We also suggest (but do not require) that for these movement sessions, the babies switch their diapers for cloth underwear – it allows for more movement in the pelvis, hips and legs. We provide the underwear, and are fully prepared to clean up lots of pee (and launder the tiny undies each week) – there’s a chance that their clothes (or yours) will get peed on, so a spare set of clothing could be a good idea, if you’re interested in having your baby explore being diaper free with us.
Babies of all ages are together in the room, and there are sometimes more than 15 babies and caregivers there participating!
Q: What’s the difference between the free Babies! sessions and the Developmental Age Group classes that I pay for?
A: The Developmental Age Group classes are limited to 6 babies and their caregivers, and are focused around three different ‘developmental ages’ – birth to rolling, rolling to crawling and crawling to walking. So in these 45 minute classes all the babies will be exploring the same range of skills, and there’ll be more time and attention from the IDMEs.
Q: What if I can’t afford a class or workshop?
A: Please let us know if you can’t afford a class or workshop, and we’ll work with you on a solution. It’s important to us that everyone who wants to come finds a way!
Q: Are your classes just for babies and toddlers?
A: No, we have classes and workshops for adults, too, click here to learn more.
Q: How do we sign up for free sessions?
A: Before you begin coming to free Babies! sessions, we ask you to take a Be With Your Baby: Intro & Orientation class. It’s an hour long, and $25 to sign up. This one-hour Intro & Orientation class is the first step in registering with your baby for our by-donation Babies! and Toddlers sessions. In the Intro class, we spend time meeting new caregivers (and their babies) and orienting caregivers to our key principles and handling suggestions. Once you come to the Intro class, you’re welcome to come to Babies! and Toddlers as often as you like — we just ask that you write to say you are coming.
Q: If Babies! is by-donation, why do I have to pay for the Be With Your Baby: Intro & Orientation class?

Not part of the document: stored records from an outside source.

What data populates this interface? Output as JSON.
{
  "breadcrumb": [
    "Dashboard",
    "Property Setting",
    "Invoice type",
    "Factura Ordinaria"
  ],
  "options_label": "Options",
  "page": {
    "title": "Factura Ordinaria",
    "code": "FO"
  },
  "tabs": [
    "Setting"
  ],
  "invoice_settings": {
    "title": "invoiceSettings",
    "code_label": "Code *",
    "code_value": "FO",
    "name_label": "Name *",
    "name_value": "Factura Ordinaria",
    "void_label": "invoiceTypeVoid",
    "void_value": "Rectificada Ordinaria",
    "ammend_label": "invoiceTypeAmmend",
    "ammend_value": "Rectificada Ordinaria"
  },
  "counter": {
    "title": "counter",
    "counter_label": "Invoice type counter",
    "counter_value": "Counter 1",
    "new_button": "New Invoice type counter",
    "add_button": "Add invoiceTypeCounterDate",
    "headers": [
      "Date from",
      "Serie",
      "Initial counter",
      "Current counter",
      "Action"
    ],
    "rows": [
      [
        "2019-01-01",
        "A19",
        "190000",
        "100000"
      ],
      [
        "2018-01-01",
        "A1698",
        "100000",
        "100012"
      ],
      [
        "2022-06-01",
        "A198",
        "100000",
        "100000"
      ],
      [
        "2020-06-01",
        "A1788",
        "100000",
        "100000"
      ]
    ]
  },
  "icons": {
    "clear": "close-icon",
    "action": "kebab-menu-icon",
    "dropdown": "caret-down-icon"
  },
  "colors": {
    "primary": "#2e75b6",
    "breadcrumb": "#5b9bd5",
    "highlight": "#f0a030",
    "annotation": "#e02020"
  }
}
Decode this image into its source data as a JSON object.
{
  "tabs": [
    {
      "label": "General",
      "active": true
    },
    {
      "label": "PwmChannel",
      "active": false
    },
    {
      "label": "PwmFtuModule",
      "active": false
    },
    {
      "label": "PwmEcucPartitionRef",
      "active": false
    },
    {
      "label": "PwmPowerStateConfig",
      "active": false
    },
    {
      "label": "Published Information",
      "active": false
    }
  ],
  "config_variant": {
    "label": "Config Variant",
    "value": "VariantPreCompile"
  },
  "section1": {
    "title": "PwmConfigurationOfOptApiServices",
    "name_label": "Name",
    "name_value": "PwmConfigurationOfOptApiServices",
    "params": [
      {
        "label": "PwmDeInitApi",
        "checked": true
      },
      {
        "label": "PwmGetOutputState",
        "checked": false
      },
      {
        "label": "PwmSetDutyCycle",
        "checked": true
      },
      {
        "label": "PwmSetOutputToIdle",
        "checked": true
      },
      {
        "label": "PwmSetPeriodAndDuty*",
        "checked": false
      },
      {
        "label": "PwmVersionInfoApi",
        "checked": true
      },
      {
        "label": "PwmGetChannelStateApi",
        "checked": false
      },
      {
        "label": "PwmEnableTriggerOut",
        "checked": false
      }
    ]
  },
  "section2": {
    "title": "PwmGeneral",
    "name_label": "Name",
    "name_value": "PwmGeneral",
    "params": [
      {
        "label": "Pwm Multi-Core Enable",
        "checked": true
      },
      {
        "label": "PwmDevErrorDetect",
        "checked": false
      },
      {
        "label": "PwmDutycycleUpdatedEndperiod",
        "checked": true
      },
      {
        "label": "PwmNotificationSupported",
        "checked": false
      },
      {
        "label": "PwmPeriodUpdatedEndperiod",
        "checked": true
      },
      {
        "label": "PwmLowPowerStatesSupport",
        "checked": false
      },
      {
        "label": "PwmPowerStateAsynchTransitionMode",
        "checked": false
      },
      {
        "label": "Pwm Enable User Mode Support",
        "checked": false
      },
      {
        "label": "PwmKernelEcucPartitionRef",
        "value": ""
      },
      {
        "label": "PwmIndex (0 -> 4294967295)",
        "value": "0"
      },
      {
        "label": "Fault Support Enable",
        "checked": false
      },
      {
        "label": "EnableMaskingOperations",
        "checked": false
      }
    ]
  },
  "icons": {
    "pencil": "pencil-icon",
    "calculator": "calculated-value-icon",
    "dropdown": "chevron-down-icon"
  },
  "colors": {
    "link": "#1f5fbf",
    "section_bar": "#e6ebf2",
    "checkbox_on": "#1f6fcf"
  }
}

A: We ask people to pay for Be With Your Baby so that we can offer a smaller group setting to meet you and your baby the first time. We feel it’s important to take time to talk about your questions and our principles outside of the joyful chaos that sometimes happens in Babies! sessions.
If the cost is a hardship, please let us know and we’ll work with you on a solution.
Q: Can I come observe a Babies! session, even if I don’t have a baby?
A: Yes, you are welcome to come and observe Babies! sessions – there’s no charge, but limited spaces. Please email us at firstname.lastname@example.org in advance to see if space is available the days you’d like to come.
Q: Does the same caregiver have to come every time with the baby?
A: No, the same caregiver does not have to come to each session. We’ve had babies come with one parent, both parents, their nanny or babysitter, a grandparent and their aunt or uncle. Multiple caregivers are welcome. Because much of our work involves talking to and educating the caregivers, we do ask that all caregivers who bring a baby read about our principles and guidelines for caregivers.
Q: How many babies have you worked with?
A: Since 2008, we’ve worked with over 500 babies (and their caregivers). Some babies and caregivers have come to our Babies! sessions once or twice; others have come every week for months at a time. Read what our caregivers have to say about their experience of coming to Babies!.
Q: Do you work privately with infants? With adults?
A: Yes, we offer private sessions to people interested in exploring developmental movement on a one-on-one basis. Contact us for more information and to inquire about scheduling sessions.
Q: What happened to The Breathing Project?
A: The Breathing Project ended its programming in July 2017. (See the announcement.) Leslie Kaminoff will continue to operate TBP as an educational non-profit. His plan is to offer occasional workshops and seminars as presentations of The Breathing Project. The Breathing Project is also available to serve as a non-profit financial sponsor for small community-based programs. For more information, contact Leslie.